Monday, 2 January 2012

Proper words fail me

The new year started with a horrific shock, not just to the families of the victims of the incident in Sliema. I never thought I would be writing about anything so sad, so serious and so shocking.

Unfortunately knowing some of the people concerned makes it all the more difficult to comprehend and to accept. To me—a bystander, or at most, a friend—it feels like one of those terrible nightmares you actually wake yourself up from. It is like a horror movie come true. But this is no movie and neither a nightmare. It is the sad reality. The loved ones left behind in the tragedy, the families and the friends, have to live with the horror that has hit them. They have to try to patch the pieces and work out a life knowing the tragedy will be relayed a few millions of times a day in their mind.

While thinking and then writing this I feel I am intruding. I know I could erase what I have just written but I feel I need to convey my thoughts on this sad start to the new year. Actually—and most uncharacteristically—I have felt at a loss for words and a hand seemed to stop me from writing anything these past 24 hours. All subjects seemed inane; all words seemed insane.

So I had to force myself to write seriously about the deaths—is such an incident called a double murder?—of these two young people, which shocked us all on New Year’s Day.

I still find myself knotted up and can hardly think straight. I doubt if we will ever know what really happened and for the sake of us, the intruders, the onlookers, I almost wish we do not learn anything more than that two men have expired.
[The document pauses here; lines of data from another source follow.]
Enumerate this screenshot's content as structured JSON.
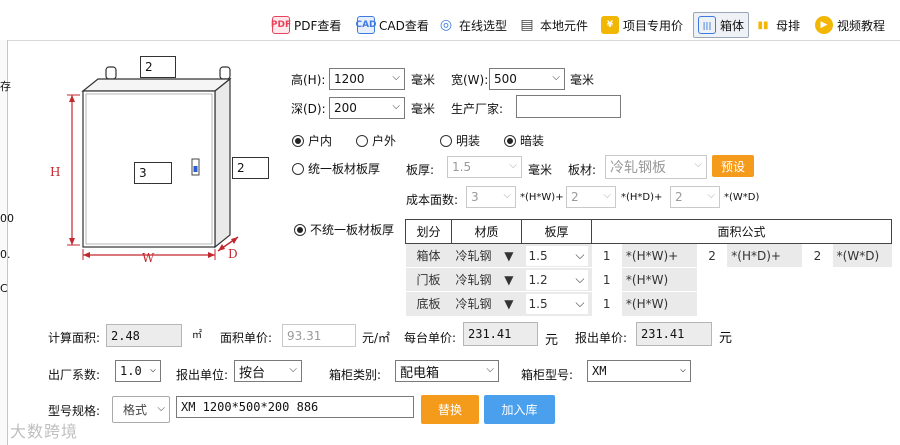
{
  "toolbar": {
    "items": [
      {
        "label": "PDF查看",
        "icon": "pdf-icon",
        "color": "#e8425b"
      },
      {
        "label": "CAD查看",
        "icon": "cad-icon",
        "color": "#3d7be0"
      },
      {
        "label": "在线选型",
        "icon": "magnifier-icon",
        "color": "#3d7be0"
      },
      {
        "label": "本地元件",
        "icon": "component-icon",
        "color": "#555555"
      },
      {
        "label": "项目专用价",
        "icon": "yen-icon",
        "color": "#f2b705"
      },
      {
        "label": "箱体",
        "icon": "cabinet-icon",
        "color": "#3d7be0"
      },
      {
        "label": "母排",
        "icon": "busbar-icon",
        "color": "#f2b705"
      },
      {
        "label": "视频教程",
        "icon": "video-icon",
        "color": "#f2b705"
      }
    ],
    "icon_glyphs": [
      "PDF",
      "CAD",
      "◎",
      "▤",
      "¥",
      "|||",
      "▮▮",
      "▶"
    ]
  },
  "diagram": {
    "top_box": "2",
    "center_box": "3",
    "right_box": "2",
    "label_h": "H",
    "label_w": "W",
    "label_d": "D",
    "accent": "#c1272d"
  },
  "dims": {
    "height_label": "高(H):",
    "height_value": "1200",
    "width_label": "宽(W):",
    "width_value": "500",
    "depth_label": "深(D):",
    "depth_value": "200",
    "unit_mm": "毫米",
    "maker_label": "生产厂家:",
    "maker_value": ""
  },
  "options": {
    "indoor": "户内",
    "outdoor": "户外",
    "surface": "明装",
    "flush": "暗装"
  },
  "unified": {
    "radio_label": "统一板材板厚",
    "thickness_label": "板厚:",
    "thickness_value": "1.5",
    "unit_mm": "毫米",
    "material_label": "板材:",
    "material_value": "冷轧钢板",
    "preset_button": "预设",
    "cost_label": "成本面数:",
    "f1": "3",
    "t1": "*(H*W)+",
    "f2": "2",
    "t2": "*(H*D)+",
    "f3": "2",
    "t3": "*(W*D)"
  },
  "nonunified": {
    "radio_label": "不统一板材板厚",
    "headers": [
      "划分",
      "材质",
      "板厚",
      "面积公式"
    ],
    "rows": [
      {
        "part": "箱体",
        "material": "冷轧钢",
        "thickness": "1.5",
        "c1": "1",
        "e1": "*(H*W)+",
        "c2": "2",
        "e2": "*(H*D)+",
        "c3": "2",
        "e3": "*(W*D)"
      },
      {
        "part": "门板",
        "material": "冷轧钢",
        "thickness": "1.2",
        "c1": "1",
        "e1": "*(H*W)"
      },
      {
        "part": "底板",
        "material": "冷轧钢",
        "thickness": "1.5",
        "c1": "1",
        "e1": "*(H*W)"
      }
    ]
  },
  "calc": {
    "area_label": "计算面积:",
    "area_value": "2.48",
    "area_unit": "㎡",
    "unit_price_label": "面积单价:",
    "unit_price_value": "93.31",
    "unit_price_unit": "元/㎡",
    "each_label": "每台单价:",
    "each_value": "231.41",
    "yuan": "元",
    "quote_label": "报出单价:",
    "quote_value": "231.41",
    "yuan2": "元"
  },
  "bottom": {
    "factor_label": "出厂系数:",
    "factor_value": "1.0",
    "unit_label": "报出单位:",
    "unit_value": "按台",
    "type_label": "箱柜类别:",
    "type_value": "配电箱",
    "model_label": "箱柜型号:",
    "model_value": "XM",
    "spec_label": "型号规格:",
    "format_value": "格式",
    "spec_value": "XM 1200*500*200 886",
    "replace_button": "替换",
    "add_button": "加入库"
  },
  "left_edge": [
    "存",
    "",
    "",
    "",
    "00",
    "0.",
    "C"
  ],
  "watermark": "大数跨境"
}
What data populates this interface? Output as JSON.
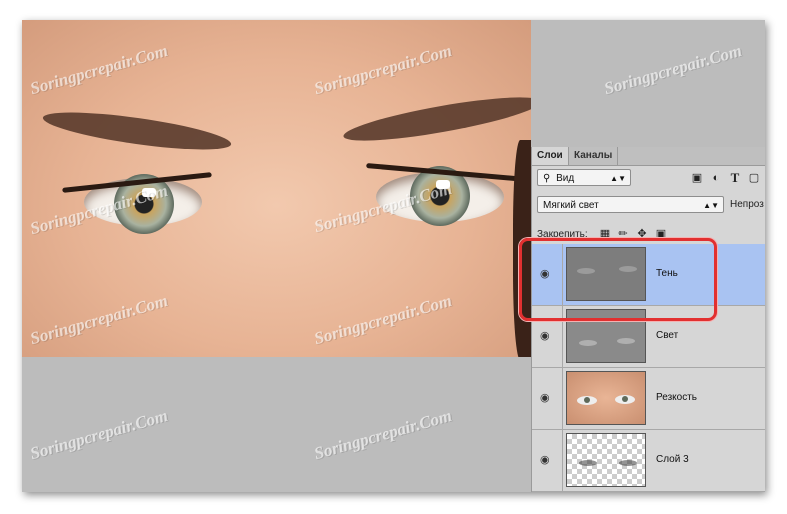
{
  "panel": {
    "tabs": [
      {
        "label": "Слои",
        "active": true
      },
      {
        "label": "Каналы",
        "active": false
      }
    ],
    "filter": {
      "value": "Вид"
    },
    "blend_mode": {
      "value": "Мягкий свет"
    },
    "opacity_label": "Непроз",
    "lock_label": "Закрепить:",
    "icons": [
      "search-icon",
      "image-filter-icon",
      "adjustment-filter-icon",
      "type-filter-icon",
      "shape-filter-icon"
    ],
    "layers": [
      {
        "name": "Тень",
        "selected": true,
        "visible": true,
        "thumbnail": "gray"
      },
      {
        "name": "Свет",
        "selected": false,
        "visible": true,
        "thumbnail": "gray"
      },
      {
        "name": "Резкость",
        "selected": false,
        "visible": true,
        "thumbnail": "photo"
      },
      {
        "name": "Слой 3",
        "selected": false,
        "visible": true,
        "thumbnail": "transparent"
      }
    ]
  },
  "watermark": "Soringpcrepair.Com",
  "colors": {
    "selected_layer": "#a9c3f2",
    "highlight": "#e23030",
    "panel_bg": "#d6d6d6"
  }
}
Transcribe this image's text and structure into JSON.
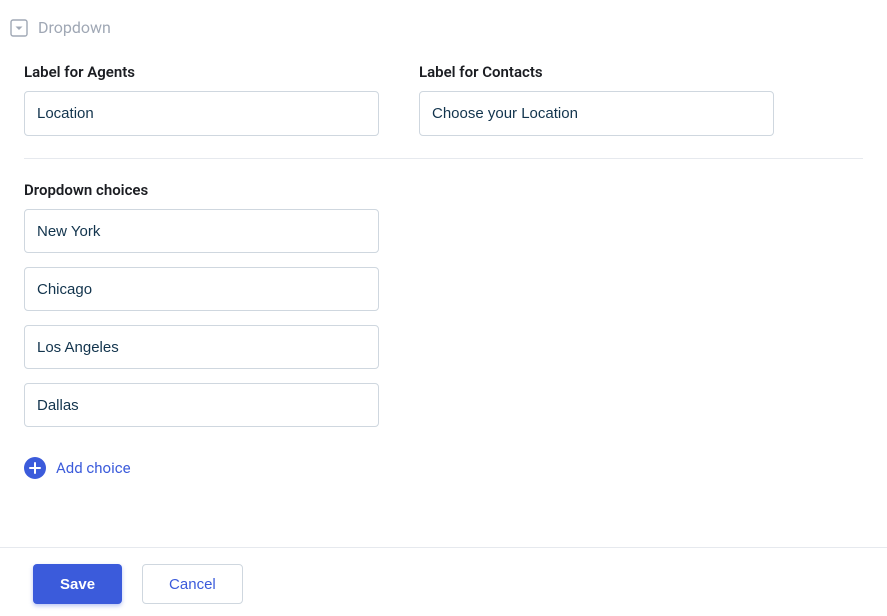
{
  "fieldType": {
    "label": "Dropdown"
  },
  "labels": {
    "agents": {
      "title": "Label for Agents",
      "value": "Location"
    },
    "contacts": {
      "title": "Label for Contacts",
      "value": "Choose your Location"
    }
  },
  "choices": {
    "title": "Dropdown choices",
    "items": [
      "New York",
      "Chicago",
      "Los Angeles",
      "Dallas"
    ],
    "addLabel": "Add choice"
  },
  "footer": {
    "save": "Save",
    "cancel": "Cancel"
  }
}
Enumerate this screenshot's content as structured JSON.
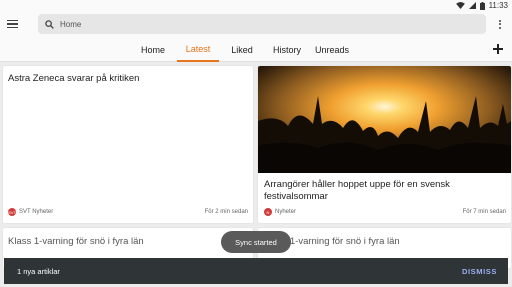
{
  "status_bar": {
    "time": "11:33"
  },
  "app_bar": {
    "search_label": "Home"
  },
  "tabs": [
    {
      "label": "Home",
      "active": false
    },
    {
      "label": "Latest",
      "active": true
    },
    {
      "label": "Liked",
      "active": false
    },
    {
      "label": "History",
      "active": false
    },
    {
      "label": "Unreads",
      "active": false
    }
  ],
  "cards": [
    {
      "title": "Astra Zeneca svarar på kritiken",
      "source": "SVT Nyheter",
      "time": "För 2 min sedan"
    },
    {
      "title": "Arrangörer håller hoppet uppe för en svensk festivalsommar",
      "source": "Nyheter",
      "time": "För 7 min sedan",
      "image": "festival-crowd-sunset"
    },
    {
      "title": "Klass 1-varning för snö i fyra län"
    },
    {
      "title": "Klass 1-varning för snö i fyra län"
    }
  ],
  "toast": {
    "text": "Sync started"
  },
  "snackbar": {
    "message": "1 nya artiklar",
    "action": "DISMISS"
  },
  "colors": {
    "accent": "#e8751a",
    "snackbar_bg": "#2f3437",
    "snackbar_action": "#9ab0f2"
  }
}
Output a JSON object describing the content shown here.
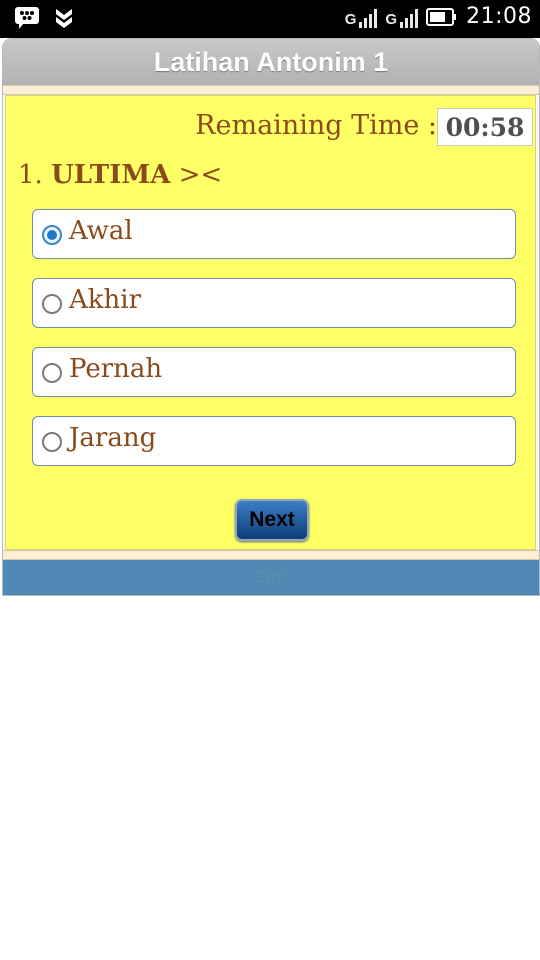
{
  "status_bar": {
    "time": "21:08",
    "signal_label_1": "G",
    "signal_label_2": "G",
    "icons": [
      "bbm-chat-icon",
      "notification-chevron-icon",
      "signal-icon",
      "signal-icon",
      "battery-icon"
    ]
  },
  "app": {
    "title": "Latihan Antonim 1"
  },
  "timer": {
    "label": "Remaining Time :",
    "value": "00:58"
  },
  "question": {
    "number": "1.",
    "word": "ULTIMA",
    "suffix": "><"
  },
  "options": [
    {
      "label": "Awal",
      "checked": true
    },
    {
      "label": "Akhir",
      "checked": false
    },
    {
      "label": "Pernah",
      "checked": false
    },
    {
      "label": "Jarang",
      "checked": false
    }
  ],
  "buttons": {
    "next_label": "Next"
  },
  "footer": {
    "text": "Erq\""
  },
  "colors": {
    "content_bg": "#ffff66",
    "text_brown": "#8b4a1b",
    "footer_bg": "#4f88b2",
    "button_blue": "#0d3d78"
  }
}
I say this because through our hunger to pry, to find out, to talk and to find reasons and stories that fit, and hypotheses that sound right, we do nothing helpful at all.

Our natural curiosity should be stemmed: and the only thing that matters is to let the families suffer in private, away from the public gaze. Whatever wrong doing needs to be uncovered let this be done but let us all try to keep off the gossip-mongering which leads us into the temptation of believing fantasy to be the sacred truth.

There is a mother with two babies who are just a few months old. Whatever happened, whatever she saw and knew, she has to carry on.

Hopefully, with the grace of whatever God or natural force helps the afflicted in these circumstances; she will make a new beginning and give the children a whole new meaning to their lives, notwithstanding the tragic end of their father.

It is hard to express good wishes when life seems so strangely tough. But to all, even the suffering ones, may the year bring some form of inner peace.

If what I said above lacks proper articulation I ask forgiveness. It is hard to write about a subject which is so fraught with tragedy. If I have offended anyone by my prying, by my words, I also ask forgiveness.

My intention was not to offend anyone. What I do feel guilty about is that I have written all this so that I can move on. If I hadn’t written this piece I would have kept silent forever or at least for a long time. Nothing made sense and all the rest of the subjects, the thoughts, the words seemed trivial and nonsensical.

1 comment:

  1. The language of silence is possibly the most difficult for us Maltese to learn. We are a Mediterranean race, full of noise, curiosity and drama and silence, grace, poise - these are mostly alien behaviours for us. Respectful comment such as yours is not part of the noise that our media and gossipping nation is uttering, so do not feel bad. Your piece is sad, uncharacteristically so, I may add. But it is also correct, respectful and non invasive. May the feeling of moving on be easily transmitted to the real victims of this tragedy - the ones left behind!